Histological evaluation also showed enhanced proliferation of fibroblasts and reepithelialization in pro treated wounds. The early reepithelialization and faster wound contraction in treated wounds could be associated with the increased keratinocytes proliferation and their transformation to the wound site (Blakytny and Jude 2006).

The healing effect of orally administered l-citrulline or ornithine was compared with l-arginine in rat pressure-ulcer wound model by Aoki et al. (2010). They have found out that l-ornithine had better healing effect. Ornithine and arginine share many biologic and pharmacologic activities as they are metabolically closely related amino acids. Levenson et al. (1980) have reported that citrulline has no effect on wound healing, while ornithine enhances wound healing remarkably.

Shi et al. (2002) reported that ornithine supplementation improves collagen deposition and breaking strength of wounds. They have concluded that the effect of ornithine is not dependent on NO metabolism and generation unlike arginine.

All these amino acids which are precursors of proline have been reported to accelerate wound healing process. Hence, direct administration of pro would definitely improve wound healing.

Topically administered drugs are effective in faster wound contraction due to the larger availability at the wound site (Ponrasu and Suguna 2012). From this investigation, we confirm that the rate of wound contraction in pro treated rats was significantly higher and period of epithelialization was shorter. These results further support the efficacy of pro on wound repair mechanism. Deposition of collagen content at the wound site increases collagen concentration per unit area and, hence, the tissue tensile strength, which is also a measure of the cross-linking of collagen. The faster contraction and healing of wounds in topical application might be due to the direct and immediate availability of pro at the wound site.

In conclusion, this preliminary study confirms that topical administration of pro promotes complex cascade of wound healing process such as fibroplasia, collagen synthesis, wound contraction, and epithelialization.

Acknowledgments

T.Ponrasu and M.Ganeshkumar acknowledge Council of Scientific and Industrial Research (CSIR), for the award of Senior Research Fellowship.

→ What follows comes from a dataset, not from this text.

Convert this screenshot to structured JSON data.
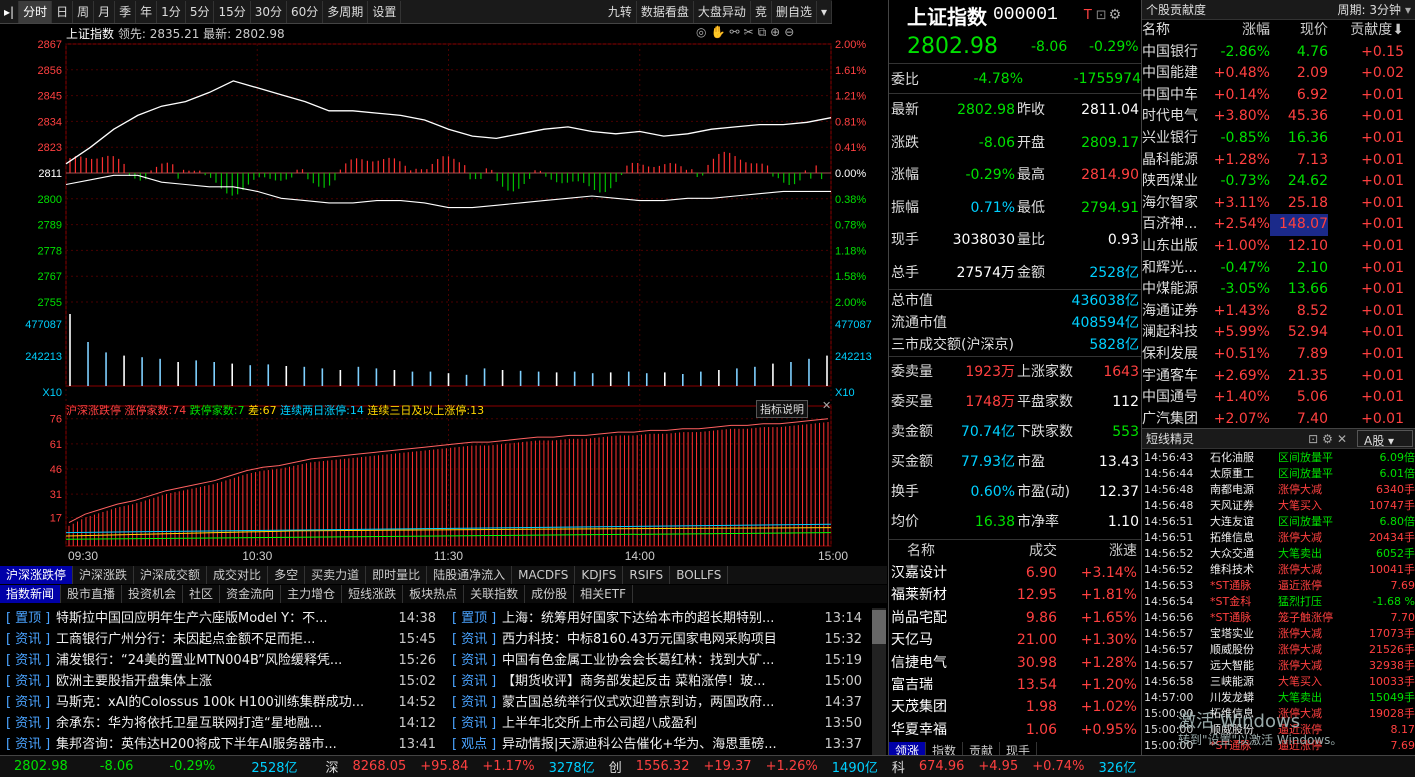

We thank Dr. T. Narasimhaswamy, for his help in microscopical analyses.

Conflict of interest

The authors declare that they have no conflict of interest.

Copyright information

© Springer-Verlag Wien 2013